  • Dr. John B. King, Jr. is the president and CEO of the Education Trust and served as US Secretary of Education in the Obama administration. He is a former teacher and principal.

    In Dr. King's segment, you'll learn why Black teachers are crucial to all students. He cites studies from Johns Hopkins alongside his own childhood experiences.

  • Dr. Precious Symonette is a 14-year educator with Miami Dade County Public Schools, a professor, CEO of the Florida Freedom Writers Foundation, and the 2016 National Education Association Superhero Educator.

    In her presentation, Dr. Symonette takes you on an emotional journey through her own classroom, illustrating the transformative power of Black teachers for students of color. Then she calls on you to join the profession.

  • Mr. Sharif El-Mekki is the founder and CEO of the Center for Black Educator Development. He was a teacher and nationally acclaimed principal, recognized by President Obama and Oprah Winfrey for accelerating student achievement.

    As a college student, El-Mekki knew he wanted to "dive in to activism." It took an influential Black male teacher and mentor to show him that teaching was the way to make lasting change. 

Watch the Recorded Event

 

Start Your Revolution

Our panelists bring decades of experience in the classroom, advocacy organizations and policy. Here are some of the many facts and data points they cite:

  • African American students who've had an African American teacher in elementary school are more likely to graduate from high school and enroll in college—13 percent more likely if they’ve had one African American teacher in elementary school, and over 32 percent, more likely to enroll in colleges if they’ve had two. (Johns Hopkins University)
  • The majority of kids in the nation's public schools are kids of color, but only 18 percent of our teachers are teachers of color, and only 2 percent of our teachers are African American males. (United States Department of Education)
  • Historically Black Colleges and Universities (HBCUs) prepare 16 percent of all Black teacher candidates. (United States Department of Education)
  • Of the attendees in the Be the Change Event, 37 percent had no Black male teachers throughout their K-12 education. Another 54 percent had fewer than 4.
  • Get the Facts

  • Share These Quotes

  • Find Additional Resources

Get Support to Become a Teacher

Learn more about the FREE resources available to future teachers, from one-on-one advising to financial support.
  • Talk to a Teacher

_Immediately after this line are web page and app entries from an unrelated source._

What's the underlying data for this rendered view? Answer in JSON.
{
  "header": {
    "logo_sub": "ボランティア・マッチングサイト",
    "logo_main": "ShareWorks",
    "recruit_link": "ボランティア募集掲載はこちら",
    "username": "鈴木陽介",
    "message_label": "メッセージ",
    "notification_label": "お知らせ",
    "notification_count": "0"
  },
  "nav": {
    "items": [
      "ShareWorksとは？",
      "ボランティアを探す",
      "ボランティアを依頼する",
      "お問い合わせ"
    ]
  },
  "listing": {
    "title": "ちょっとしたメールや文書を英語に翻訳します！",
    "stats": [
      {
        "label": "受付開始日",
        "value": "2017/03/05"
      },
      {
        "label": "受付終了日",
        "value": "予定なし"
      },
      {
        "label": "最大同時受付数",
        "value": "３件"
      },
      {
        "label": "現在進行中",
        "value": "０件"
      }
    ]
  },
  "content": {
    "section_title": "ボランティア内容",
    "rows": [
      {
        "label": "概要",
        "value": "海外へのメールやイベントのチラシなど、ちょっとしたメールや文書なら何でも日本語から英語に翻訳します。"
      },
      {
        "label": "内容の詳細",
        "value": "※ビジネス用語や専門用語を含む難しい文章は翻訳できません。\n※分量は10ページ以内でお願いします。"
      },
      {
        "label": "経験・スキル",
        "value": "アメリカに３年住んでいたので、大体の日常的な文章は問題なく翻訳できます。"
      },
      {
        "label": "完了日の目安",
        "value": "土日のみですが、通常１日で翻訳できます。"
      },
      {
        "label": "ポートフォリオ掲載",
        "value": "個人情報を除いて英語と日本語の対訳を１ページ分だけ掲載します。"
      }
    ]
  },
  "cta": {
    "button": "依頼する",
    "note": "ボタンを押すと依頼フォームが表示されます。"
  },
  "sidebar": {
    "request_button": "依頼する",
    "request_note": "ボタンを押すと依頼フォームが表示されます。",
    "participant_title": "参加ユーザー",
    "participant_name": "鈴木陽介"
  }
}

    Get one-on-one advice from a current educator.

  • Find Programs

    Explore programs that prepare you to teach.

  • Financial Aid

    Find financial resources to help pay for your teacher training.